During WWII, Spahn showed the same determination and grit that foreshadowed his extraordinary baseball career. At the war’s outbreak, he enlisted in the Army, and received combat engineering training in Camp Gruber, near Tulsa, Oklahoma. Two years later, Spahn arrived in France as part of the 1159th Engineer Combat Group’s 276th Battalion, where he was assigned to repair Nazi-demolished roads and bridges.
Spahn fought in and was injured during the Battle of the Bulge and at the Ludendorff Bridge. Defending the bridge, vital to the allies, Spahn was struck in the foot by incoming shrapnel that surgeons later removed. Spahn remembered that when the day’s fighting ended, he went to sleep with his feet frozen, and woke up with them still frozen.
Spahn deflected praise for his bravery, later saying he served with “a tough bunch of guys. We had people that were let out of prison to go into the service…. they were tough and rough and I had to fit that mold.” Knowing that Nazi soldiers often disguised themselves in U.S. Army uniforms, Spahn’s unit developed a plan to weed out imposters. If a suspected Nazi couldn’t name the Brooklyn Dodgers shortstop, Eddie Stanky, the fraud’s fate was sealed.
The most decorated baseball player in WWII, Spahn earned a Bronze Star, a Purple Heart and a presidential citation.
Spahn’s war heroism cost him three full seasons and 400 wins. But, career-wise, Spahn viewed his war experiences positively. “After what I went through overseas, I never thought of anything I was told to do in baseball as hard work,” Spahn said. “You get over feeling like that when you spend days on end sleeping in frozen tank tracks in enemy-threatened territory. The Army taught me what’s important and what isn’t.”

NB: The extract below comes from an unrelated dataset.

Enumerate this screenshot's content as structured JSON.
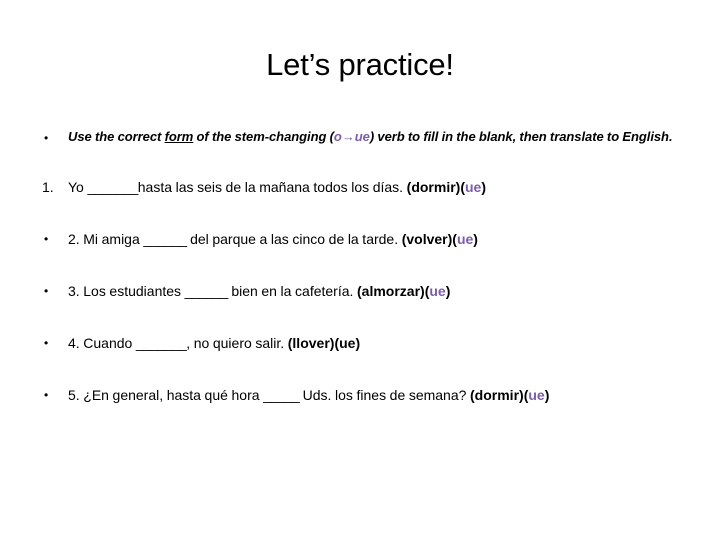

True heroes, Spahn added, never returned.
As Spahn continued to pitch effectively year after year, his long-time nemesis Stan Musial predicted that the Braves’ ace would never get to the Hall of Fame because “He won’t stop pitching.” But Spahn’s career finally ended after the Braves sold him in 1964 to the New York Mets, who soon released him. He played one more year for the Giants in 1965, and at 44-years-old was given his release after the season.
“I didn’t retire from baseball. Baseball retired me,” Spahn said.
Spahn pitched a handful of games in the early 1970s for the Mexico City Tigers and for the AAA Tulsa Oilers before spending a few tumultuous seasons as a pitching coach for the St. Louis Cardinals, the Cleveland Indians and in the Los Angeles Angels minor league system. By then, Spahn was outspoken about his dislike for air travel, long-haired players and designated hitters.
In 1973, the Hall of Fame inducted Spahn, who joked that his career lasted so long that he was the only man in baseball history to play both before and after Casey Stengel was deemed a genius. In 2003 Spahn, by then wealthy from his 2,000-acre Oklahoma cattle ranch and oil leasing, died in Broken Arrow from multiple medical complications.
Numerous posthumous awards followed, including statues of Spahn in Oklahoma City and Guthrie, Oklahoma that celebrate the war hero and his intimidating high-kick motion.
Copyright 2021 Joe Guzzardi, distributed by Cagle Cartoons newspaper syndicate.
Joe Guzzardi is a Society for American Baseball Research and Internet Baseball Writers’ Association member. Contact him at [email protected]